(Saved entries)

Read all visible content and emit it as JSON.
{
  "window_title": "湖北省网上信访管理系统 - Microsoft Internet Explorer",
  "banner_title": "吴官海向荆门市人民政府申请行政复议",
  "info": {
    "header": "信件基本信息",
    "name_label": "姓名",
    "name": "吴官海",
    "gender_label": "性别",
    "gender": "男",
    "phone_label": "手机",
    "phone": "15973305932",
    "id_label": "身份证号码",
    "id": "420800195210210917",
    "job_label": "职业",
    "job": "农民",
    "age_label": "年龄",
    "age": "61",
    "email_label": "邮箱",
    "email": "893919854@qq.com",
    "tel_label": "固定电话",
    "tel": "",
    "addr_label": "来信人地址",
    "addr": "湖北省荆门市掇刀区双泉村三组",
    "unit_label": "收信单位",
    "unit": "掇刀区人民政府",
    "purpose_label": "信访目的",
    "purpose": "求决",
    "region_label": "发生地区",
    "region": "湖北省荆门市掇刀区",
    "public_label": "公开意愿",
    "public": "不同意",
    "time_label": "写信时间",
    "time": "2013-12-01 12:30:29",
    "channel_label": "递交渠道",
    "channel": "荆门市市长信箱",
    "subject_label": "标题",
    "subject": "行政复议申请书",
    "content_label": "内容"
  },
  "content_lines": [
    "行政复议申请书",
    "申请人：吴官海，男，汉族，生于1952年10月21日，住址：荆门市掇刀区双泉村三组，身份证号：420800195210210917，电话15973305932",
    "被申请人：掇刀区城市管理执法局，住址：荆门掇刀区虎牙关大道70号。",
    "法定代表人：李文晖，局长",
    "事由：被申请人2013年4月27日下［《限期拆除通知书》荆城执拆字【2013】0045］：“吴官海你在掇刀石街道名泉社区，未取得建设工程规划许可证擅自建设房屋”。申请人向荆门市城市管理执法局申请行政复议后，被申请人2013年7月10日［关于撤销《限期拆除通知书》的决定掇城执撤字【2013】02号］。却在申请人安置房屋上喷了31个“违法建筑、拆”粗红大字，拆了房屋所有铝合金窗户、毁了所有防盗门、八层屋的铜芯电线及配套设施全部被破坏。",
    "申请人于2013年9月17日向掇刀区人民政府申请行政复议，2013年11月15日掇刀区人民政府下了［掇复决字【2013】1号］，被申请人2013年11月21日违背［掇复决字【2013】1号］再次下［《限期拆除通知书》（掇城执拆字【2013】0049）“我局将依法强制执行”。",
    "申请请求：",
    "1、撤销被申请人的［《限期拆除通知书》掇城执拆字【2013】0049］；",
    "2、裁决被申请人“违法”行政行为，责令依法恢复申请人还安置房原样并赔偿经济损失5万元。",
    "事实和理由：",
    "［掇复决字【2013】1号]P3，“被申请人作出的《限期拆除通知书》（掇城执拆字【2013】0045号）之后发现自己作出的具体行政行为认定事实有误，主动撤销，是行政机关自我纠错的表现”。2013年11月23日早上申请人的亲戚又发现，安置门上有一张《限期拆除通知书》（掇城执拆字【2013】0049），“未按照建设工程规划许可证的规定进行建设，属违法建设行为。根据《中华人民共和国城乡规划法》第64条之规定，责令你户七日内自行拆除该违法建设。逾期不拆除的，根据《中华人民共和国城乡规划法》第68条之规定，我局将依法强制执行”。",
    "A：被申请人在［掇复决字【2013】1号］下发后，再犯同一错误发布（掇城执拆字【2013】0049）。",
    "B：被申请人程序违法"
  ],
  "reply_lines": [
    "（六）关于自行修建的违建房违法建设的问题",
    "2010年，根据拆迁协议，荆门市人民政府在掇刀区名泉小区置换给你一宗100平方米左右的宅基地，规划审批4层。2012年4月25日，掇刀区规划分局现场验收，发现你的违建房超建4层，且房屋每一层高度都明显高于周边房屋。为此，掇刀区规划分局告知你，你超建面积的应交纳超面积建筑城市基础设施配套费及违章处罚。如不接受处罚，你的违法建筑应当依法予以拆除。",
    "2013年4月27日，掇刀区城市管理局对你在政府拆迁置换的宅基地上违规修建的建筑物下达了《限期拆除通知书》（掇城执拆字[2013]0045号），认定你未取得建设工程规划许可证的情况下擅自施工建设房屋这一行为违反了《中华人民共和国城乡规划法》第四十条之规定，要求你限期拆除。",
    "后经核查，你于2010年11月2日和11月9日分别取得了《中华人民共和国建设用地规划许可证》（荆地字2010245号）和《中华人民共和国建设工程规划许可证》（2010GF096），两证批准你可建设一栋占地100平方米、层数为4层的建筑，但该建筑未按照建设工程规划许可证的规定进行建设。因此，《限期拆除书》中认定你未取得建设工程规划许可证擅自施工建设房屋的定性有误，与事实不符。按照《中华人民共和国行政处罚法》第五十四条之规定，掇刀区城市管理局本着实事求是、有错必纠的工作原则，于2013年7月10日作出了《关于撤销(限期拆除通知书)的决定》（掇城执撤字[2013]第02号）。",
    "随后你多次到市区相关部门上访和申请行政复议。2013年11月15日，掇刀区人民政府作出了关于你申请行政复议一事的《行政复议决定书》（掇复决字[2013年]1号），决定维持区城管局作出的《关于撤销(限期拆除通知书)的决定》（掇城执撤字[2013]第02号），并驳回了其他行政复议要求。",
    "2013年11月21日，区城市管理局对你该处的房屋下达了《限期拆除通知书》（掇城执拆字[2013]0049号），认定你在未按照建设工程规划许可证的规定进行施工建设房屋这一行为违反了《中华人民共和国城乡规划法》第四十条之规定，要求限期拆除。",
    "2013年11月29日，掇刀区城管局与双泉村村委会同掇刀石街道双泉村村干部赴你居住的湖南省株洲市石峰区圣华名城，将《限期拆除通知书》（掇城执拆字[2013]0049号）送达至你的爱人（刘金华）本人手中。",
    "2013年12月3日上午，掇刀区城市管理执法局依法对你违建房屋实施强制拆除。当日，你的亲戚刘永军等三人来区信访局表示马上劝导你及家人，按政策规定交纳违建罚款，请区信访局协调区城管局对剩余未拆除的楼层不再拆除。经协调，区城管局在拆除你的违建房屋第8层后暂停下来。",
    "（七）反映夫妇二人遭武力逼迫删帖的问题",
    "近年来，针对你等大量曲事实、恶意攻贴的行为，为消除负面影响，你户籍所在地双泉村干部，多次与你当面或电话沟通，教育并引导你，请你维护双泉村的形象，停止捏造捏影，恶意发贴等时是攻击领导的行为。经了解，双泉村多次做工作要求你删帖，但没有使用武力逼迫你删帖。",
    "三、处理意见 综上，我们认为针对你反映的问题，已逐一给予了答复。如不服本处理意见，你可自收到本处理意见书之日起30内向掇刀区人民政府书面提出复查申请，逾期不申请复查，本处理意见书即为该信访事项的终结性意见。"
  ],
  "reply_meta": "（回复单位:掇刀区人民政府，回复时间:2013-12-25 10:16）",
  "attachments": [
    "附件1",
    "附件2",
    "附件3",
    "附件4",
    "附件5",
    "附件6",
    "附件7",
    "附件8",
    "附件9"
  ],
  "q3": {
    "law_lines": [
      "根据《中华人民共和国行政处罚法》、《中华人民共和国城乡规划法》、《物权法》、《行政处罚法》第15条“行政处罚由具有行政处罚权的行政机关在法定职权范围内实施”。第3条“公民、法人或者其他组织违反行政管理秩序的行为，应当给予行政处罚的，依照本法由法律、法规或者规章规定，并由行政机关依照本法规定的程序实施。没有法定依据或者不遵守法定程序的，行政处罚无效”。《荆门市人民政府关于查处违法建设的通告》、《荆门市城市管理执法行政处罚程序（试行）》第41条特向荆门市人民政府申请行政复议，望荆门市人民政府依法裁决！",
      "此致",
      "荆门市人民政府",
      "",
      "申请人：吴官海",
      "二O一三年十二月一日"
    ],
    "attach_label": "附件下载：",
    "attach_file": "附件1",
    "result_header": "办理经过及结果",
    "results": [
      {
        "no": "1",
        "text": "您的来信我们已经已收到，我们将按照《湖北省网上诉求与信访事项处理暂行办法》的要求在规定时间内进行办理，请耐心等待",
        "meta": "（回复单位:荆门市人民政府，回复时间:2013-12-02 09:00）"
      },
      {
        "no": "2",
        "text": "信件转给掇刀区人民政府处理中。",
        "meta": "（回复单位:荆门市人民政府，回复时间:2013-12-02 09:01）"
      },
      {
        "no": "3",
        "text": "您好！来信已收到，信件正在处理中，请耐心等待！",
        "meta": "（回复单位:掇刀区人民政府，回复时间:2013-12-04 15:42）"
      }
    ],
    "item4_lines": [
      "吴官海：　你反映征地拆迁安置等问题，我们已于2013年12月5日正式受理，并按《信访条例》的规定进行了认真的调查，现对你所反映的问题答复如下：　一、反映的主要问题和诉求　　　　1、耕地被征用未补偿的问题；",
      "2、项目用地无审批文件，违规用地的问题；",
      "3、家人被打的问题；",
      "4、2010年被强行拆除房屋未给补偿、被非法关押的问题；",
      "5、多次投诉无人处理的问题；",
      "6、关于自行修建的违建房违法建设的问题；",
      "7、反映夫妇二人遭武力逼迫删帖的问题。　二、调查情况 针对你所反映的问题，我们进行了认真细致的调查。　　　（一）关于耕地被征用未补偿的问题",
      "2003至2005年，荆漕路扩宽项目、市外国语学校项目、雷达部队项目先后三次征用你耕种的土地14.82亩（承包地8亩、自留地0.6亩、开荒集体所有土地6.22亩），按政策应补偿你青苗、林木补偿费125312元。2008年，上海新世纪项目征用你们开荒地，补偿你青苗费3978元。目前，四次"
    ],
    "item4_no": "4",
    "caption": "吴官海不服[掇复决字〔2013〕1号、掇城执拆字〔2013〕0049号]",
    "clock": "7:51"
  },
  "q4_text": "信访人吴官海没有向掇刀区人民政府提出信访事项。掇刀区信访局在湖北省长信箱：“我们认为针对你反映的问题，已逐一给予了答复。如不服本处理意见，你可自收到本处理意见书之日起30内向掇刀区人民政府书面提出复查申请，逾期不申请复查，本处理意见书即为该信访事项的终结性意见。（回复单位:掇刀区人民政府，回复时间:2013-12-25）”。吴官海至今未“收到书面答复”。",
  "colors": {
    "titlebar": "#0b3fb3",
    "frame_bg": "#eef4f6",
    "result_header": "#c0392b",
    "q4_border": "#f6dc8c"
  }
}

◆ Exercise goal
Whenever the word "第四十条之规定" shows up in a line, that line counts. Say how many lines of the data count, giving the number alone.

◆ Output of the exercise
2